  • Promote the accurate representation of science in the media, in education and in the design of legislation.
  • Engage with the public to communicate science, especially as it relates to core issues influenced by public policy.
  • Promote the participation of scientists in policy-making processes.
  • Support continued federal funding for independent scientific research and defending research from politically motivated attacks.

Organized over the past two months, the group has grown from an informal discussion of faculty to an active community of nearly 400 participants from the IU and Bloomington communities. Planning for the March for Science and organization of the April 20 forum have been its key efforts. Additional upcoming events include workshops for scientists on improved communication with the media, community educational efforts, and meetings with state and federal legislators.

"American science, including research done on our campus, is essential for the prosperity and health of the nation, and it is important that we actively celebrate the positive impact that science has on our everyday lives," Van Kooten said.

The April 20 forum will highlight the goals of the group, offer opportunities for members of the campus and community to become involved in science advocacy efforts and organize for participation in the April 22 marches in Washington and Indianapolis.

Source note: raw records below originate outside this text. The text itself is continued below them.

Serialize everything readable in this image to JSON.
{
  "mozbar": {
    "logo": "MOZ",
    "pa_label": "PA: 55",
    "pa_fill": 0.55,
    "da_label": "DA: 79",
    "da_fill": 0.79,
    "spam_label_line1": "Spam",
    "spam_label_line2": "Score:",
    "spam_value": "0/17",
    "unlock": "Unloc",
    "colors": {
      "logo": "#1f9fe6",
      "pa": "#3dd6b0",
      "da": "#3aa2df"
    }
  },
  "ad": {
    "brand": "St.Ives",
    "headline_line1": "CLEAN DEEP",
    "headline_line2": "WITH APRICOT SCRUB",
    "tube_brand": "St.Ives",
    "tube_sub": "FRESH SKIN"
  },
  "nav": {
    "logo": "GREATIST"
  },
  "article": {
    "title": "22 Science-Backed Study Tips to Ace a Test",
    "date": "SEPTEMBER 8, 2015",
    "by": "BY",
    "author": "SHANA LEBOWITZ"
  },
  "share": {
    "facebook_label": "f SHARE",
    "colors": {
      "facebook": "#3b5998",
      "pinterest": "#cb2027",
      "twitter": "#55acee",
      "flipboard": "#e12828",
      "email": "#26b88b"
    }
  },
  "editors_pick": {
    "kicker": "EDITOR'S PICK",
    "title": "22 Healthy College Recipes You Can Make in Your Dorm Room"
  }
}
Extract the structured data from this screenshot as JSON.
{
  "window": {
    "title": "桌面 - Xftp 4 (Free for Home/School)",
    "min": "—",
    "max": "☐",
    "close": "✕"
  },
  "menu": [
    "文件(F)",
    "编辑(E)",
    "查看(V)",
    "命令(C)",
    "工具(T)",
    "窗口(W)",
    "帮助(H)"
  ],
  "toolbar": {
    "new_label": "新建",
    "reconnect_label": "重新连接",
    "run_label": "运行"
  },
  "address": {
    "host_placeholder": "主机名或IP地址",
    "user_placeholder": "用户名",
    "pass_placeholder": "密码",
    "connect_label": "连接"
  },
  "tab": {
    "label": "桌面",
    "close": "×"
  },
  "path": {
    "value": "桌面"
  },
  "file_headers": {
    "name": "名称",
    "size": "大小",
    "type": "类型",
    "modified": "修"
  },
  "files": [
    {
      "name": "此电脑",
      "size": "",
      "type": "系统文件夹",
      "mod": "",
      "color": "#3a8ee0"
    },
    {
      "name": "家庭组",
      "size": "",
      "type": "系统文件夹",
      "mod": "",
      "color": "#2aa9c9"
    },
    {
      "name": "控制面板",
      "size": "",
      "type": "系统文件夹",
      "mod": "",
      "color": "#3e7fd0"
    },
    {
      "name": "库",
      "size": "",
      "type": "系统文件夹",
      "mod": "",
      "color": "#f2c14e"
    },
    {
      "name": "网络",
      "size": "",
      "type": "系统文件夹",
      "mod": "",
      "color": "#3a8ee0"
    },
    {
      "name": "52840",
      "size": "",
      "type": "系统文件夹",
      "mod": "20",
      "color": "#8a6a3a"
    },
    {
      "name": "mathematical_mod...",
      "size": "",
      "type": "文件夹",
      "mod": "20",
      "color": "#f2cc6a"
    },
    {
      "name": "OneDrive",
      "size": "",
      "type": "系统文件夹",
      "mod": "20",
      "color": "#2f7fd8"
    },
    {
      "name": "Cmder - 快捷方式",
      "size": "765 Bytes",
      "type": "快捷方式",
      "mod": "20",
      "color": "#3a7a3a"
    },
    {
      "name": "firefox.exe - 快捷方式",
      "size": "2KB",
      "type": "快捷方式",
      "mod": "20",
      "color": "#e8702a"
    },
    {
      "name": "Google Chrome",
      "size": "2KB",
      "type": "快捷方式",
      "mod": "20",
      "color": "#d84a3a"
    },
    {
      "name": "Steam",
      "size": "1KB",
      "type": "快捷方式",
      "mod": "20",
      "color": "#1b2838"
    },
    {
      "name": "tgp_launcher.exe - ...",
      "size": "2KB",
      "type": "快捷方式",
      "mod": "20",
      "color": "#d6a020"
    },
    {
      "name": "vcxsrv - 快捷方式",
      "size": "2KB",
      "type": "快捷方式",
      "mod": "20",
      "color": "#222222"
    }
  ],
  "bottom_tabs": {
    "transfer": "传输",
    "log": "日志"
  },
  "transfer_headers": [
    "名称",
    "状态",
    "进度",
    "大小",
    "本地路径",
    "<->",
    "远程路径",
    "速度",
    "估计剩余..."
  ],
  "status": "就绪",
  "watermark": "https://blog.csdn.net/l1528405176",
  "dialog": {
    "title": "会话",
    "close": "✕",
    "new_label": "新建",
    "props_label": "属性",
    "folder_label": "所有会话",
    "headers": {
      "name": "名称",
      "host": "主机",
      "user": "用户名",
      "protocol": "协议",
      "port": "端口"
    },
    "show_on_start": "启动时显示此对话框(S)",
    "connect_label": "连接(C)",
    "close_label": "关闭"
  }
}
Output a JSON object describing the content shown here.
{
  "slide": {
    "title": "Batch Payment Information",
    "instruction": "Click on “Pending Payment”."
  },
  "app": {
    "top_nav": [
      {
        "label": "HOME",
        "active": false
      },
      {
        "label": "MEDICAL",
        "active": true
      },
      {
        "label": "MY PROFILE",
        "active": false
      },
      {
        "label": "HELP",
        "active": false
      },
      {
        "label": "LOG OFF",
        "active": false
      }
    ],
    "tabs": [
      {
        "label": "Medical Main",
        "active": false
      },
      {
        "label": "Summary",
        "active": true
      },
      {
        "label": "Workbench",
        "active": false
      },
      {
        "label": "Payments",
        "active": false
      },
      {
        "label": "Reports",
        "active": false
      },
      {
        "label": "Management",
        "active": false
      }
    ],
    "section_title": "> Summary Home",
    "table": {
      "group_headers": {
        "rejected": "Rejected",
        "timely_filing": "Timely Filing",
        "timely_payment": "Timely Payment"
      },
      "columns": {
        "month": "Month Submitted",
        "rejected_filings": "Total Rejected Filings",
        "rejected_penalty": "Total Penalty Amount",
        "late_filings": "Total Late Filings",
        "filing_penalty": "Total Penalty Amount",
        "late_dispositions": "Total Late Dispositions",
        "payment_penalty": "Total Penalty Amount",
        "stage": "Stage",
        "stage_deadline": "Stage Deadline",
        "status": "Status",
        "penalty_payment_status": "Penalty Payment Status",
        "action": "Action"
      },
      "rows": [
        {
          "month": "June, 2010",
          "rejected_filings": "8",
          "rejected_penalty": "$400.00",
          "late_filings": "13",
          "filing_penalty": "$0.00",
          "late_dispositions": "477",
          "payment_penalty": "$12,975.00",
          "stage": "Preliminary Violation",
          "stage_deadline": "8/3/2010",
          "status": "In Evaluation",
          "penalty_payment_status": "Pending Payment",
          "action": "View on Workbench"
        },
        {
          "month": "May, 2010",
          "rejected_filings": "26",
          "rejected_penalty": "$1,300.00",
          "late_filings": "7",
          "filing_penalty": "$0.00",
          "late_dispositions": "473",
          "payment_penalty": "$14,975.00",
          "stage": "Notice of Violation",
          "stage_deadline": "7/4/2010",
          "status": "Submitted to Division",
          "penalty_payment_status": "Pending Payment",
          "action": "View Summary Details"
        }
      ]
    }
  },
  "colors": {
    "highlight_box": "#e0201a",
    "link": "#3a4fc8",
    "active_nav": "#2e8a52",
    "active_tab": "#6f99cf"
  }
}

For additional information, contact Tim Londergan, tlonderg@indiana.edu; Steven Vigdor, vigdor@indiana.edu; or Siddharth Bhaskar, skbhaska@iu.edu.